» WHAT THE TASK ASKS
Within the listing, each line that has the string "centimeters" should be copied.

________________________________________

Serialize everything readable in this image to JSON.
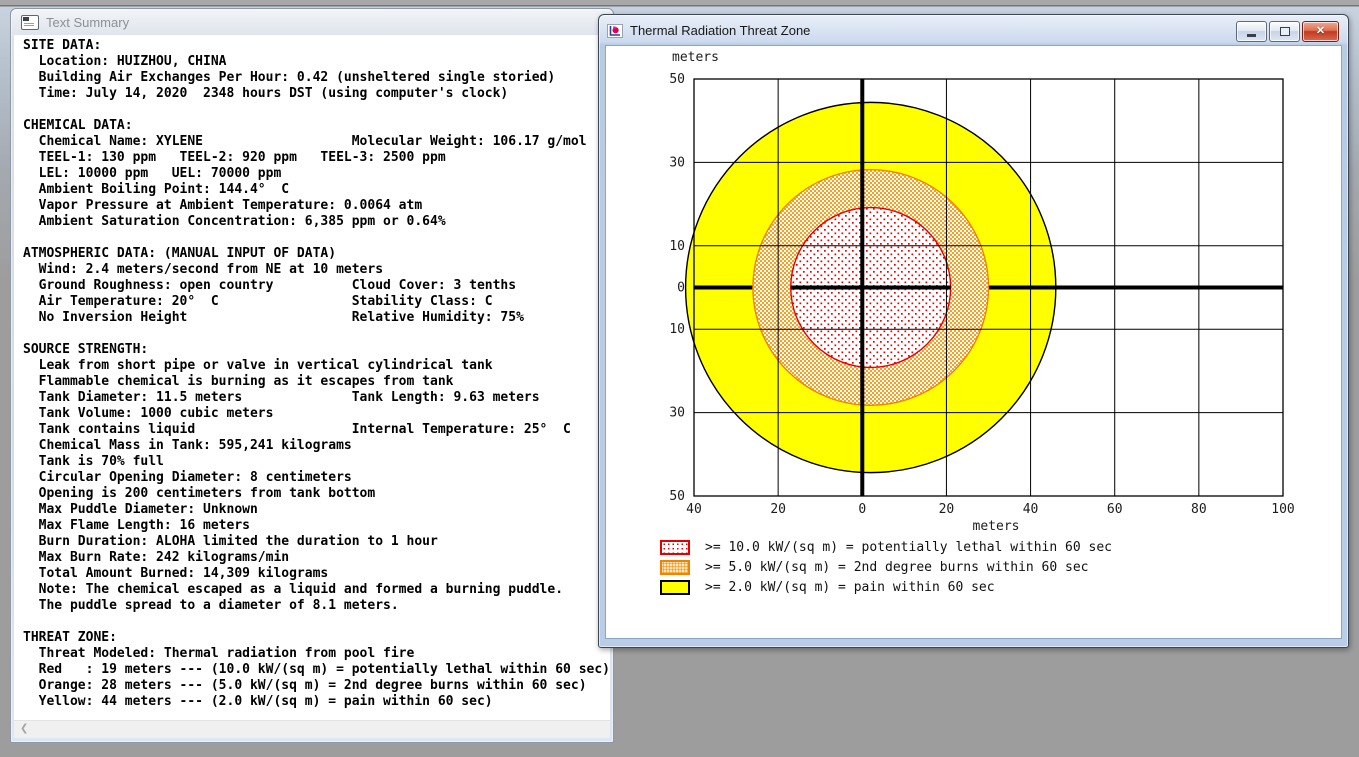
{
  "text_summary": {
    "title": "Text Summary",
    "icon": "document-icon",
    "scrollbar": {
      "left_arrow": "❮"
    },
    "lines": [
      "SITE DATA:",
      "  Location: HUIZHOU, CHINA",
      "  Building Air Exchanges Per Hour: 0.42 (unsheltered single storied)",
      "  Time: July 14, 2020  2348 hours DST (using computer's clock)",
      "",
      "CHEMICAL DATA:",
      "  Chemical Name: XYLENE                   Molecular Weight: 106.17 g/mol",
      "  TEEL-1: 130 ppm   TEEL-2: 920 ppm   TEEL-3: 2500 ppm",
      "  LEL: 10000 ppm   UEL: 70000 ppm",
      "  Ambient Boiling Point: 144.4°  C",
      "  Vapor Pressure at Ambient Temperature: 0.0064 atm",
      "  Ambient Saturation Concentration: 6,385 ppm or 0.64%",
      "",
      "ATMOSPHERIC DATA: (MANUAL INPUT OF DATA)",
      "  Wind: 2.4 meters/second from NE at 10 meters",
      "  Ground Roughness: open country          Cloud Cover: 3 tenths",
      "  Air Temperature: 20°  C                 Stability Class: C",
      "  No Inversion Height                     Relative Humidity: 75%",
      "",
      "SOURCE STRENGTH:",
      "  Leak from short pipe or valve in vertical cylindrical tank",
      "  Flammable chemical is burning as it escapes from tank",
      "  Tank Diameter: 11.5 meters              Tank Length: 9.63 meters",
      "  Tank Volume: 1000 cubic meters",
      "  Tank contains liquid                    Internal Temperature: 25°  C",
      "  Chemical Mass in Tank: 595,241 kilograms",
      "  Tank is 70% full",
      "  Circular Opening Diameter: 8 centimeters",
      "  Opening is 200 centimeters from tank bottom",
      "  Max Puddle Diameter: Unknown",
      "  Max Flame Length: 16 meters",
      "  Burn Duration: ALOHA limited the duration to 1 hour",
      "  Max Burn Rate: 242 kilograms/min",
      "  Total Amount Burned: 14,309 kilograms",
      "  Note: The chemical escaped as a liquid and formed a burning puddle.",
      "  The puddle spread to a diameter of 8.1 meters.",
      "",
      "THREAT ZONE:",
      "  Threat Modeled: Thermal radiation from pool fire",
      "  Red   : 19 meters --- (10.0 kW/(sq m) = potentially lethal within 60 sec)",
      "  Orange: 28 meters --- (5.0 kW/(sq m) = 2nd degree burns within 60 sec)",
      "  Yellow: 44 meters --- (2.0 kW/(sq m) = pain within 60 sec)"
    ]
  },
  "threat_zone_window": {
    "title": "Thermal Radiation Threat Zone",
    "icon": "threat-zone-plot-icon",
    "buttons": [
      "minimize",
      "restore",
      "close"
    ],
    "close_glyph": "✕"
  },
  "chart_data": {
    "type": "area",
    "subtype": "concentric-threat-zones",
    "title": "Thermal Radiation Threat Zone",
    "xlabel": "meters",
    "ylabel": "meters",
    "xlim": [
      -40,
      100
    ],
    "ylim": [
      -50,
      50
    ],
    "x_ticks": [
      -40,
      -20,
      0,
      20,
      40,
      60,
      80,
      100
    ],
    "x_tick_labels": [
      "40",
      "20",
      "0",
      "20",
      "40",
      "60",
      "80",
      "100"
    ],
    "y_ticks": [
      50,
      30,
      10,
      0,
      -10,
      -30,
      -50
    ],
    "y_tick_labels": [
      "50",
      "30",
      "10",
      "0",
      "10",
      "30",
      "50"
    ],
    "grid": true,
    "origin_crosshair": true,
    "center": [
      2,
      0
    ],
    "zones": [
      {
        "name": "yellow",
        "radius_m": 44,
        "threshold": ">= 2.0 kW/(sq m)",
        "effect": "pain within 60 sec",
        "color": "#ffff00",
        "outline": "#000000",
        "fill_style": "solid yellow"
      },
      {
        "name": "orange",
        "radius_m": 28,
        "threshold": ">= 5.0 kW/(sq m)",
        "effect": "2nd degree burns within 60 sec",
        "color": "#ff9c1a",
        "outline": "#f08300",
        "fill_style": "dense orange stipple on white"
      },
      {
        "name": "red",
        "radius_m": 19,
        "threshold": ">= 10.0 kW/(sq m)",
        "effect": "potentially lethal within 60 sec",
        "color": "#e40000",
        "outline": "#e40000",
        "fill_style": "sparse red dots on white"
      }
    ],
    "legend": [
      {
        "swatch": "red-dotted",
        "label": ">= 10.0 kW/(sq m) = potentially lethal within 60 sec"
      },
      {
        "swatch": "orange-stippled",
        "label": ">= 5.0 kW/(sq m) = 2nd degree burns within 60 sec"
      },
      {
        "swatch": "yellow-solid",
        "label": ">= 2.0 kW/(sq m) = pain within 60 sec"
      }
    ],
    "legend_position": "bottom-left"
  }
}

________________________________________

» ANSWER AREA
      "  Circular Opening Diameter: 8 centimeters",
      "  Opening is 200 centimeters from tank bottom",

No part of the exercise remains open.